Building Our Minimalist Home Gym

October 4th, 2013 (5 minute read)

I’ve been lifting weights for about 1.5 years now and my wife has recently shown an interest in starting a similar strength program (no ladies, lifting weights will not make you bulky).  Because she is a pediatrician and doesn’t really have time to go to the gym, she hasn’t been able to follow a program regularly.  We talked about it and decided to cash in some credit card points to build a home gym in our upstairs spare bedroom.

I wanted to keep it as minimalist as possible because the room is only 12’x11′.  Sure, it’s nice to have fancy cable machines, elliptical, etc, but all you REALLY need is a barbell, a bench, and a power rack.  This allows you to do the exercises that really matter safely – squat, deadlift, bench press, overhead press, pull-ups, etc.  Of course it’s also really useful to have some ancillary equipment like dumbbells, bands, etc.

Here is what we ended up with:

Power Rack


This is the Powerline PPR200X power rack that we got on Amazon for $383.  It allows you to perform barbell exercises like squats very safely because it has safety bars to catch the barbell if you get stuck in the hole and can’t stand back up.  Like in this video.


Because it is so important, I decided to spend a little extra money on getting a really high quality barbell.  After doing some research, I ended up ordering the Rogue Burgener & Rippetoe Bar for $295 which is awesome.



I wanted to get bumper plates but the cost is astronomical, so I went with standard iron plates instead. These run about $0.90 per pound. I got:

  • (6) 45 pound plates
  • (2) 25 pound plates
  • (4) 10 pound plates
  • (2) 5 pound plates
  • (2) 2.5 pound plates
  • (2) 1.25 pound plates (actually already owned these)

To keep things nice and tidy, I got this weight tree from Amazon for $42.



In order to do bench presses, dumbbell presses, and various other exercises, you need a bench.  I already had a Bowflex bench but it is only rated for 300lbs.  If you consider your body weight plus the weight you are bench pressing, that’s not enough.  I have a terribly weak bench press, and I’m still over the capacity.  This bench is perfect for dumbbells, but it’s not good enough for barbell training.  So, I ordered this XMark Fitness Bench which has a capacity of 1500lbs.

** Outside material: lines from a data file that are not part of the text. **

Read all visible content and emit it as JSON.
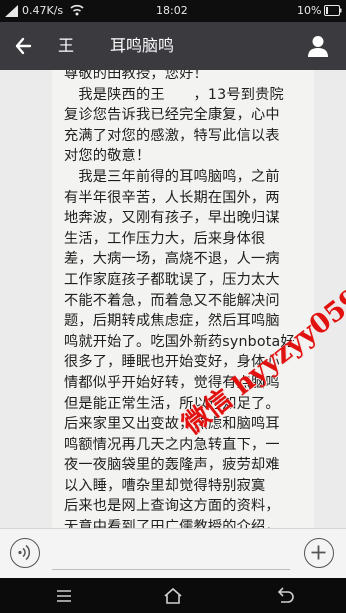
{
  "status_bar": {
    "speed": "0.47K/s",
    "time": "18:02",
    "battery": "10%"
  },
  "header": {
    "contact_name": "王",
    "title": "耳鸣脑鸣"
  },
  "message": {
    "lines": [
      "尊敬的田教授，您好！",
      "　我是陕西的王　　，13号到贵院",
      "复诊您告诉我已经完全康复，心中",
      "充满了对您的感激，特写此信以表",
      "对您的敬意！",
      "　我是三年前得的耳鸣脑鸣，之前",
      "有半年很辛苦，人长期在国外，两",
      "地奔波，又刚有孩子，早出晚归谋",
      "生活，工作压力大，后来身体很",
      "差，大病一场，高烧不退，人一病",
      "工作家庭孩子都耽误了，压力太大",
      "不能不着急，而着急又不能解决问",
      "题，后期转成焦虑症，然后耳鸣脑",
      "鸣就开始了。吃国外新药synbota好",
      "很多了，睡眠也开始变好，身体心",
      "情都似乎开始好转，觉得有点脑鸣",
      "但是能正常生活，所以也知足了。",
      "后来家里又出变故，焦虑和脑鸣耳",
      "鸣额情况再几天之内急转直下，一",
      "夜一夜脑袋里的轰隆声，疲劳却难",
      "以入睡，嘈杂里却觉得特别寂寞",
      "后来也是网上查询这方面的资料，",
      "无意中看到了田广儒教授的介绍，",
      "　　　　　　　　　　　　　　"
    ]
  },
  "watermark": {
    "text": "微信 hyyzyy059"
  },
  "icons": {
    "signal": "signal-icon",
    "wifi": "wifi-icon",
    "battery": "battery-icon",
    "back": "back-arrow-icon",
    "profile": "profile-icon",
    "voice": "voice-icon",
    "plus": "plus-icon"
  },
  "colors": {
    "header_bg": "#3a3a3f",
    "chat_bg": "#ebebeb",
    "bubble_bg": "#f3f3f1",
    "watermark": "#e0110f"
  }
}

edit: turns out the Bowflex bench is rated for 480lbs, so I didn’t need to order a new bench.  Damnit.

Deadlift Platform


Because our gym is upstairs in a room with hardwood floors, I was worried about the effects of deadlifting.  I had our contractor and carpenter look at the floor joists to make sure the structure was strong enough, and they said the structure was fine, but the vibrations might cause drywall issues downstairs.

I did some research and came up with this plan for the platform

  • base of 3 layers 1/2″ OSB plywood (4′ x 8′ each)
  • middle section of 2 layers of 3/4″ hardwood (4′ x 4′ each)
  • side sections of 2 layers of 3/4″ rubber horse stall mats from Tractor Supply (2′ x 4′ each)

I glued and screwed the wood together with wood glue and wood screws.  I also stained and added polyurethane to the middle piece to make it look nicer.  I glued and screwed the rubber mats with liquid nails and wood screws.  Here’s a video of me deadlifting on it for the first time (325lbs):



I already owned these Bowflex adjustable dumbbells.  The only go up to 52.5lbs each so I am somewhat limited in what I can do in certain exercises like rows.  This is an area where I will upgrade later.  It turns out Bowflex makes another set of adjustable dumbbells that go up to 90lbs each which would be nice to have.

Other Stuff


Aside from the deadlift platform, I wanted to also protect the floor in the room from dumbbells, dropping stuff accidentally, rolling the bench, etc.  I used 4 horse stall mats from Tractor Supply.  This is the best deal on floor covers – they are only $40 for a 4×8 piece.  Bring a friend because they are HEAVY and AWKWARD.

T-Bar Row Swivel Attachment

One of the few machine exercises I like is the cable row.  In order to get a similar exercise at home, I got this landmine/t-bar row attachment.  It allows you to do T-Bar rows, landmine presses, etc.


We got a 25lb and a 35lb kettlebell for conditioning workouts.



We already owned the Horizon 101 treadmill.  It doesn’t get used much (so boring!) but it’s nice to have for some long, slow incline walks.  The nice thing about this is that it “folds up” to save space when you aren’t using it.